Tourism chiefs have shown how the UK can benefit from the Olympics as figures demonstrated that overseas visitors flocked to the UK even before the Games.
Foreign residents made 3.3% more trips to the UK last year than in 2010, staying longer and spending more money, figures from the Office for National Statistics revealed.
These overseas visitors stayed for 3.2% more nights last year than in 2010 and spent 6.5% more money during their trips.
Foreign residents made 15.3 million overnight visits to London in 2011, an increase of 584,000 (or 4%) from 2010, and spent an estimated £9.4 billion on visits to the capital.
Overnight visits to the rest of England grew by 3.4% to 13 million in 2011 while those to Scotland and Wales were broadly unchanged at 2.3 million and 0.9 million respectively.

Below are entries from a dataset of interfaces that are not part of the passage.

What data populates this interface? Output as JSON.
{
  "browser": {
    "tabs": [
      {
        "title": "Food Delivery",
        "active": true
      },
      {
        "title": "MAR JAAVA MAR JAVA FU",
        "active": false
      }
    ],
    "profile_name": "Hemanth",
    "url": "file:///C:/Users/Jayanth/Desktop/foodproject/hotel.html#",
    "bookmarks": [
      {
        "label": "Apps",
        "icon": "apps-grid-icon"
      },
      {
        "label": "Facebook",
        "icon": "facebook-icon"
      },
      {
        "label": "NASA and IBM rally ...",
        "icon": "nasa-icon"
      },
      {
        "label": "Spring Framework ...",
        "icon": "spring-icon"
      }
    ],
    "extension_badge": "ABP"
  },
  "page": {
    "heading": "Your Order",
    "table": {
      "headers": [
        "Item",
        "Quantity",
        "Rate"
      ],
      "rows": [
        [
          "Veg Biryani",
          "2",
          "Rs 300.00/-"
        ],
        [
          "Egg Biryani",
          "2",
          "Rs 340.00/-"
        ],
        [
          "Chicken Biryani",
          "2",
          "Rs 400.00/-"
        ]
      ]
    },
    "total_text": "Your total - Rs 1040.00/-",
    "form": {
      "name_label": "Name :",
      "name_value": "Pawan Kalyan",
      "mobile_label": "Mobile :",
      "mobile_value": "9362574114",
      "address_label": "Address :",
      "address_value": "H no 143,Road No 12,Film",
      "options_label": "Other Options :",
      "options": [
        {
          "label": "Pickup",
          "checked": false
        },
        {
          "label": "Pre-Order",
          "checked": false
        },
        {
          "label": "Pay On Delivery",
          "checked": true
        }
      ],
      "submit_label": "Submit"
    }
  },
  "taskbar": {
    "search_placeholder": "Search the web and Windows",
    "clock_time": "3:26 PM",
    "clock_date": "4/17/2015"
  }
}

UK residents made 2.3% more visits abroad, but they stayed for 2% fewer nights and spent 0.4% less money on these visits in 2011, compared with 2010.

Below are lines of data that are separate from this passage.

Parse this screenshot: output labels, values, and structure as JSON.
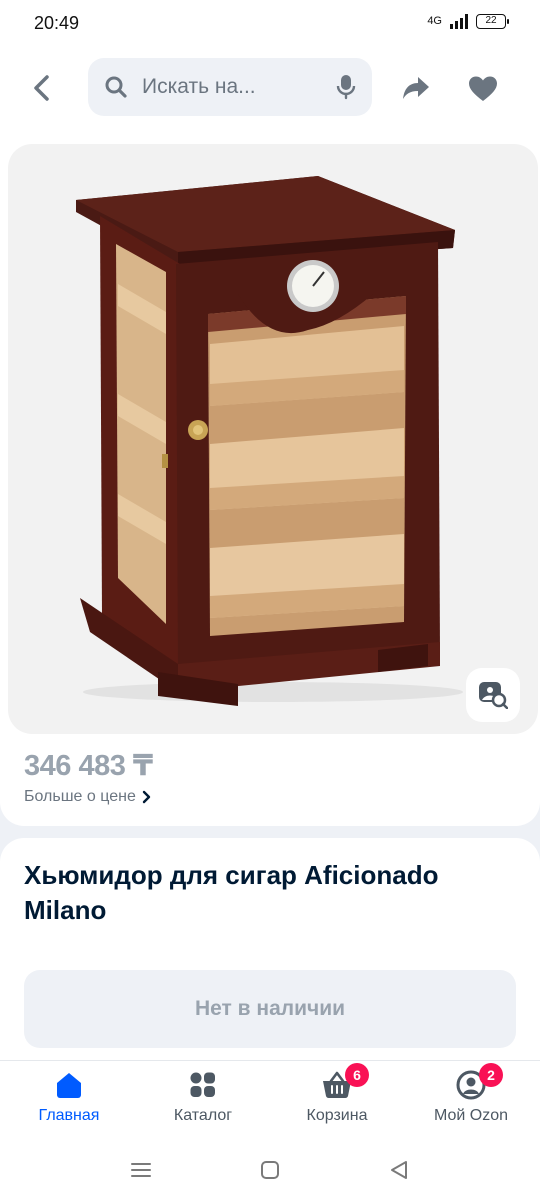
{
  "status": {
    "time": "20:49",
    "network": "4G",
    "battery": "22"
  },
  "top_bar": {
    "search_placeholder": "Искать на..."
  },
  "product": {
    "price": "346 483 ₸",
    "price_more": "Больше о цене",
    "title": "Хьюмидор для сигар Aficionado Milano",
    "availability": "Нет в наличии"
  },
  "tabs": [
    {
      "label": "Главная",
      "icon": "home-icon",
      "active": true
    },
    {
      "label": "Каталог",
      "icon": "catalog-icon",
      "active": false
    },
    {
      "label": "Корзина",
      "icon": "cart-icon",
      "badge": "6",
      "active": false
    },
    {
      "label": "Мой Ozon",
      "icon": "profile-icon",
      "badge": "2",
      "active": false
    }
  ],
  "colors": {
    "accent": "#005bff",
    "badge": "#f91155",
    "text": "#001a34",
    "muted": "#99a3ae"
  }
}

The average visit by UK residents to Europe last year grew by 3.5%, while those to North America grew by 0.4% and those to other countries fell by 2.6%.
At a media conference in London today, VisitBritain chief executive Sandie Dawe said overseas visitor numbers to the UK for the first five months of this year were up 7%, and their spending up 5%, compared with the January-May 2011 period.
She said the Olympics and the four-year tourism campaign being mounted by VisitBritain would, it was hoped, boost overseas visitor numbers by 4.6 million by 2015, with spending by these visitors rising by £2.3 billion.
Ms Dawe went on: "Billions around the world will watch the Olympics and we aim to benefit from this massive global exposure.
"This will be the first social media Games. Everyone is a reporter now. We hope those who visit will be sending back the message 'Having a great time'."
Tourism Minister John Penrose said: "I am sure the Olympics are going to be a wonderful sporting event and they will give people overseas a sense of what Britain is all about.
"This is a tremendous opportunity to get people to come here next year and the year after."